The FTC has revealed the Success By Health defendants, upon learning of the regulator’s investigation, set about plans to conceal and delete evidence.
As retold by the FTC in a November 4th opposition filing;
On May 15, 2019, months before the FTC filed its case, the Individual Defendants learned the FTC was investigating SBH.
The next day, at Jay Noland’s direction, they each downloaded and installed the “Signal” encrypted messaging application on their phones.
Signal only stores messages locally on users’ phones rather than in any central sever or cloud-based storage.
The Individual Defendants subsequently instructed other SBH officers and employees to download and use Signal for SBH business.
From May 2019 through entry of the Court’s TRO in January 2020, the Individual Defendants used Signal to communicate with each other and other SBH officers and employees about “important things”.
As per the January 2020 TRO, Noland and his co-conspirators were ordered to turn over “documents or communication” to the Receiver.
Defendants chose not to comply with these orders, failing to provide any Signal communications to the Receiver.
Instead, in August 2020, right as they were about to have their phones imaged, all four Individuals Defendants uninstalled the Signal app within 12 hours of each other, irreversibly deleting all of their SBH-related Signal communications since May 2019.
The FTC states it is “likely … thousands of messages” were exchanged between the SBH defendants.

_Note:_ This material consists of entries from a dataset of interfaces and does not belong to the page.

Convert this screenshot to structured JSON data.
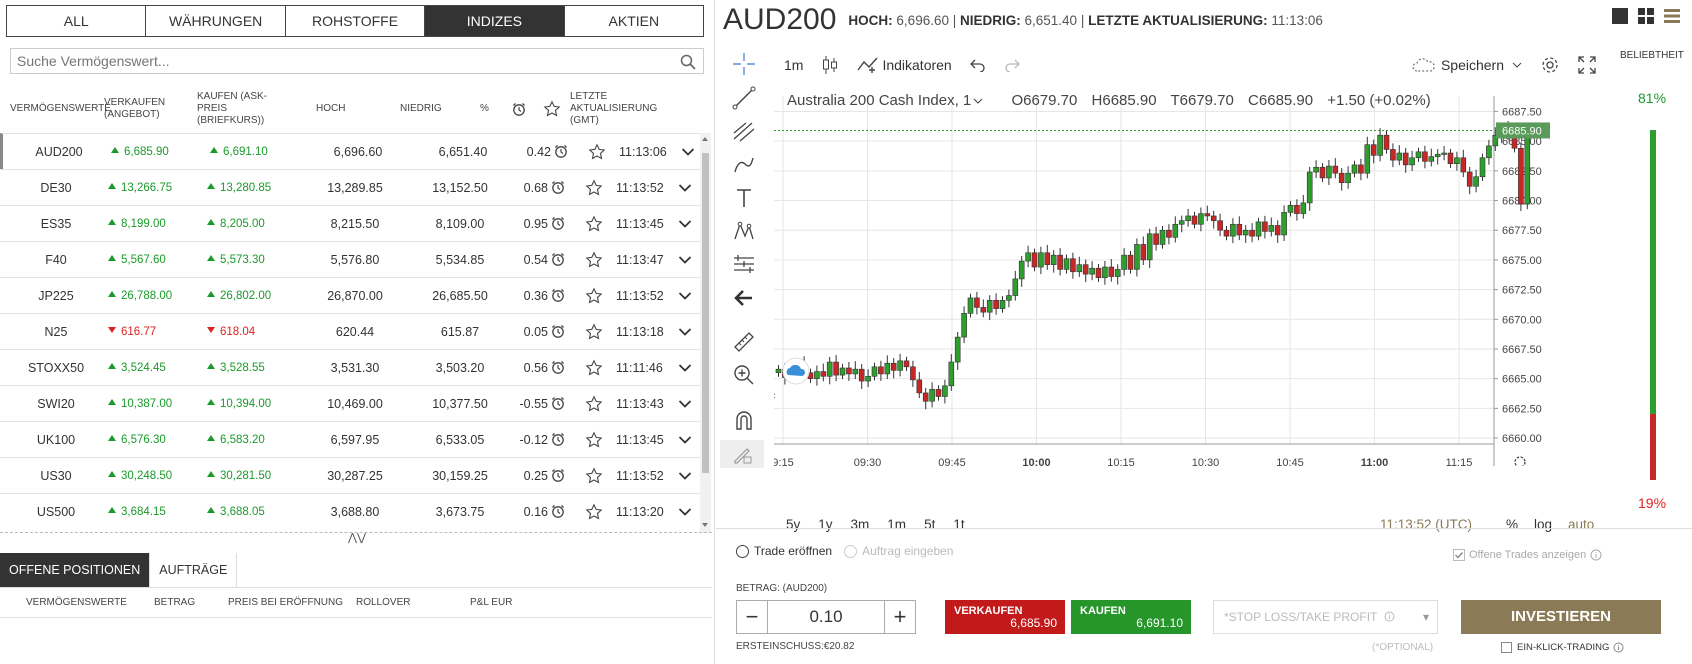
{
  "category_tabs": [
    "ALL",
    "WÄHRUNGEN",
    "ROHSTOFFE",
    "INDIZES",
    "AKTIEN"
  ],
  "search": {
    "placeholder": "Suche Vermögenswert..."
  },
  "table_headers": {
    "asset": "VERMÖGENSWERTE",
    "sell": "VERKAUFEN (ANGEBOT)",
    "buy": "KAUFEN (ASK-PREIS (BRIEFKURS))",
    "high": "HOCH",
    "low": "NIEDRIG",
    "pct": "%",
    "last_update": "LETZTE AKTUALISIERUNG (GMT)"
  },
  "instruments": [
    {
      "name": "AUD200",
      "bid": "6,685.90",
      "ask": "6,691.10",
      "high": "6,696.60",
      "low": "6,651.40",
      "pct": "0.42",
      "time": "11:13:06",
      "dir": "up"
    },
    {
      "name": "DE30",
      "bid": "13,266.75",
      "ask": "13,280.85",
      "high": "13,289.85",
      "low": "13,152.50",
      "pct": "0.68",
      "time": "11:13:52",
      "dir": "up"
    },
    {
      "name": "ES35",
      "bid": "8,199.00",
      "ask": "8,205.00",
      "high": "8,215.50",
      "low": "8,109.00",
      "pct": "0.95",
      "time": "11:13:45",
      "dir": "up"
    },
    {
      "name": "F40",
      "bid": "5,567.60",
      "ask": "5,573.30",
      "high": "5,576.80",
      "low": "5,534.85",
      "pct": "0.54",
      "time": "11:13:47",
      "dir": "up"
    },
    {
      "name": "JP225",
      "bid": "26,788.00",
      "ask": "26,802.00",
      "high": "26,870.00",
      "low": "26,685.50",
      "pct": "0.36",
      "time": "11:13:52",
      "dir": "up"
    },
    {
      "name": "N25",
      "bid": "616.77",
      "ask": "618.04",
      "high": "620.44",
      "low": "615.87",
      "pct": "0.05",
      "time": "11:13:18",
      "dir": "down"
    },
    {
      "name": "STOXX50",
      "bid": "3,524.45",
      "ask": "3,528.55",
      "high": "3,531.30",
      "low": "3,503.20",
      "pct": "0.56",
      "time": "11:11:46",
      "dir": "up"
    },
    {
      "name": "SWI20",
      "bid": "10,387.00",
      "ask": "10,394.00",
      "high": "10,469.00",
      "low": "10,377.50",
      "pct": "-0.55",
      "time": "11:13:43",
      "dir": "up"
    },
    {
      "name": "UK100",
      "bid": "6,576.30",
      "ask": "6,583.20",
      "high": "6,597.95",
      "low": "6,533.05",
      "pct": "-0.12",
      "time": "11:13:45",
      "dir": "up"
    },
    {
      "name": "US30",
      "bid": "30,248.50",
      "ask": "30,281.50",
      "high": "30,287.25",
      "low": "30,159.25",
      "pct": "0.25",
      "time": "11:13:52",
      "dir": "up"
    },
    {
      "name": "US500",
      "bid": "3,684.15",
      "ask": "3,688.05",
      "high": "3,688.80",
      "low": "3,673.75",
      "pct": "0.16",
      "time": "11:13:20",
      "dir": "up"
    }
  ],
  "positions": {
    "tabs": [
      "OFFENE POSITIONEN",
      "AUFTRÄGE"
    ],
    "headers": [
      "VERMÖGENSWERTE",
      "BETRAG",
      "PREIS BEI ERÖFFNUNG",
      "ROLLOVER",
      "P&L EUR"
    ]
  },
  "header": {
    "symbol": "AUD200",
    "high_label": "HOCH:",
    "high": "6,696.60",
    "low_label": "NIEDRIG:",
    "low": "6,651.40",
    "update_label": "LETZTE AKTUALISIERUNG:",
    "update": "11:13:06"
  },
  "chart_toolbar": {
    "interval": "1m",
    "indicators": "Indikatoren",
    "save": "Speichern"
  },
  "legend": {
    "name": "Australia 200 Cash Index, 1",
    "o": "O6679.70",
    "h": "H6685.90",
    "t": "T6679.70",
    "c": "C6685.90",
    "chg": "+1.50 (+0.02%)"
  },
  "chart_data": {
    "type": "candlestick",
    "last_price": "6685.90",
    "y_ticks": [
      "6687.50",
      "6685.00",
      "6682.50",
      "6680.00",
      "6677.50",
      "6675.00",
      "6672.50",
      "6670.00",
      "6667.50",
      "6665.00",
      "6662.50",
      "6660.00"
    ],
    "x_ticks": [
      "9:15",
      "09:30",
      "09:45",
      "10:00",
      "10:15",
      "10:30",
      "10:45",
      "11:00",
      "11:15"
    ],
    "ylim": [
      6659.5,
      6688.8
    ],
    "closes": [
      6665.8,
      6665.1,
      6665.9,
      6666.3,
      6665.5,
      6665.0,
      6665.6,
      6665.2,
      6666.4,
      6665.3,
      6665.9,
      6665.4,
      6665.8,
      6664.8,
      6665.2,
      6666.0,
      6665.4,
      6666.3,
      6665.7,
      6666.5,
      6666.0,
      6664.9,
      6663.8,
      6663.1,
      6664.1,
      6663.5,
      6664.4,
      6666.4,
      6668.5,
      6670.5,
      6671.8,
      6671.0,
      6670.6,
      6671.6,
      6670.9,
      6671.6,
      6672.0,
      6673.4,
      6674.9,
      6675.6,
      6674.4,
      6675.6,
      6674.6,
      6675.4,
      6674.2,
      6675.1,
      6674.0,
      6674.6,
      6673.8,
      6674.3,
      6673.5,
      6674.4,
      6673.6,
      6674.2,
      6675.4,
      6674.2,
      6676.3,
      6675.0,
      6677.2,
      6676.3,
      6677.5,
      6676.9,
      6678.0,
      6678.3,
      6678.7,
      6678.0,
      6678.9,
      6678.7,
      6678.3,
      6677.5,
      6677.0,
      6678.0,
      6677.1,
      6677.5,
      6677.0,
      6678.2,
      6677.4,
      6677.9,
      6677.1,
      6679.0,
      6679.6,
      6678.9,
      6679.8,
      6682.4,
      6682.8,
      6681.9,
      6682.9,
      6682.3,
      6681.5,
      6682.3,
      6683.0,
      6682.3,
      6684.7,
      6683.8,
      6685.5,
      6684.3,
      6683.4,
      6684.0,
      6683.0,
      6683.6,
      6684.1,
      6683.3,
      6683.7,
      6683.9,
      6684.0,
      6683.1,
      6683.6,
      6682.4,
      6681.2,
      6682.0,
      6683.6,
      6684.6,
      6685.5,
      6686.1,
      6685.6,
      6684.4,
      6679.7,
      6685.9
    ],
    "series_colors": {
      "up": "#2e9e2e",
      "down": "#c62828"
    }
  },
  "range_buttons": [
    "5y",
    "1y",
    "3m",
    "1m",
    "5t",
    "1t"
  ],
  "clock": "11:13:52 (UTC)",
  "scale_options": {
    "pct": "%",
    "log": "log",
    "auto": "auto"
  },
  "offene_trades": "Offene Trades anzeigen",
  "popularity": {
    "label": "BELIEBTHEIT",
    "buy": "81%",
    "sell": "19%",
    "buy_frac": 0.81,
    "buy_color": "#2e9e2e",
    "sell_color": "#c62828"
  },
  "order": {
    "trade_open": "Trade eröffnen",
    "order_enter": "Auftrag eingeben",
    "amount_label": "BETRAG: (AUD200)",
    "amount": "0.10",
    "margin": "ERSTEINSCHUSS:€20.82",
    "sell_label": "VERKAUFEN",
    "sell_price": "6,685.90",
    "buy_label": "KAUFEN",
    "buy_price": "6,691.10",
    "sltp": "*STOP LOSS/TAKE PROFIT",
    "optional": "(*OPTIONAL)",
    "invest": "INVESTIEREN",
    "one_click": "EIN-KLICK-TRADING"
  }
}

What did Jay Noland want to hide from the FTC?
Perhaps that’s a rhetorical question given the pyramid scheme allegations leveled at SBH.

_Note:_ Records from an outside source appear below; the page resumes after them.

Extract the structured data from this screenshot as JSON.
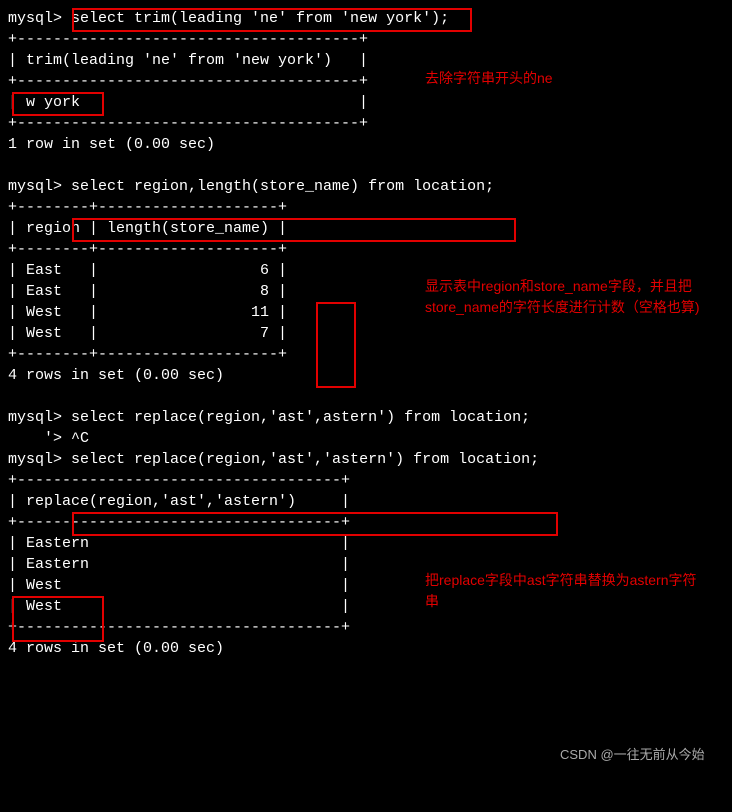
{
  "prompt": "mysql> ",
  "cmd1": "select trim(leading 'ne' from 'new york');",
  "sep1a": "+--------------------------------------+",
  "header1": "| trim(leading 'ne' from 'new york')   |",
  "sep1b": "+--------------------------------------+",
  "result1": "| w york                               |",
  "sep1c": "+--------------------------------------+",
  "rows1": "1 row in set (0.00 sec)",
  "blank": " ",
  "cmd2": "select region,length(store_name) from location;",
  "sep2a": "+--------+--------------------+",
  "header2": "| region | length(store_name) |",
  "sep2b": "+--------+--------------------+",
  "r2a": "| East   |                  6 |",
  "r2b": "| East   |                  8 |",
  "r2c": "| West   |                 11 |",
  "r2d": "| West   |                  7 |",
  "sep2c": "+--------+--------------------+",
  "rows2": "4 rows in set (0.00 sec)",
  "cmd3a": "select replace(region,'ast',astern') from location;",
  "cmd3b": "    '> ^C",
  "cmd4": "select replace(region,'ast','astern') from location;",
  "sep4a": "+------------------------------------+",
  "header4": "| replace(region,'ast','astern')     |",
  "sep4b": "+------------------------------------+",
  "r4a": "| Eastern                            |",
  "r4b": "| Eastern                            |",
  "r4c": "| West                               |",
  "r4d": "| West                               |",
  "sep4c": "+------------------------------------+",
  "rows4": "4 rows in set (0.00 sec)",
  "ann1": "去除字符串开头的ne",
  "ann2": "显示表中region和store_name字段，并且把store_name的字符长度进行计数（空格也算)",
  "ann3": "把replace字段中ast字符串替换为astern字符串",
  "watermark": "CSDN @一往无前从今始",
  "chart_data": {
    "type": "table",
    "queries": [
      {
        "sql": "select trim(leading 'ne' from 'new york');",
        "columns": [
          "trim(leading 'ne' from 'new york')"
        ],
        "rows": [
          [
            "w york"
          ]
        ],
        "row_count": 1,
        "time": "0.00 sec"
      },
      {
        "sql": "select region,length(store_name) from location;",
        "columns": [
          "region",
          "length(store_name)"
        ],
        "rows": [
          [
            "East",
            6
          ],
          [
            "East",
            8
          ],
          [
            "West",
            11
          ],
          [
            "West",
            7
          ]
        ],
        "row_count": 4,
        "time": "0.00 sec"
      },
      {
        "sql": "select replace(region,'ast','astern') from location;",
        "columns": [
          "replace(region,'ast','astern')"
        ],
        "rows": [
          [
            "Eastern"
          ],
          [
            "Eastern"
          ],
          [
            "West"
          ],
          [
            "West"
          ]
        ],
        "row_count": 4,
        "time": "0.00 sec"
      }
    ]
  }
}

Particularly damning is that the SBH defendants thought they’d pulled a fast one over the FTC.
Their use of Signal and deletion of evidence was of course not disclosed to the FTC or the court.
The FTC only learned of Signal at all, and the Defendants’ deletion of texts and emails, because of its independent investigation.
Days after the Defendants’ belated, Court-ordered September 30 production, the FTC identified several mentions of Signal, which prompted the Individual Defendants’ admissions to its use.
The FTC’s investigations also revealed deleted emails, again in violation of the court-ordered injunction.
The Individual Defendants admitted to deleting emails only after the FTC independently obtained a copy of a May 29, 2020 email in which Mr. Noland instructed former SBH Director of Sales, Robert Mehler, regarding what SBH Affiliates should say in their declarations for use in these proceedings.
The email is clearly relevant and hits on the parties’ agreed search terms, but Defendants never admitted its existence—or the existence of any post-TRO emails with Affiliates— until confronted by the FTC.
In the wake of the Individual Defendants’ shocking spoliation, they now request a stay.
After admitting their use of Signal, a few weeks later the SBH defendants claimed
they had been using Signal’s “auto-delete” function to delete all communications with 5-30 minutes of receipt, so their removal of the Signal app from their phones actually did not result in any deletions.
Because the Individual Defendants each deleted their Signal app, there is no way to know what happened.
The FTC has stated it intends to address Noland and his co-conspirators actions in a subsequent filing.
the FTC will bring a motion to address this spoliation prior to the end of discovery—and after it has had more time to investigate and understand the prejudice it has suffered.
Until then, a motion on the SBH defendant’s stay motion remains pending.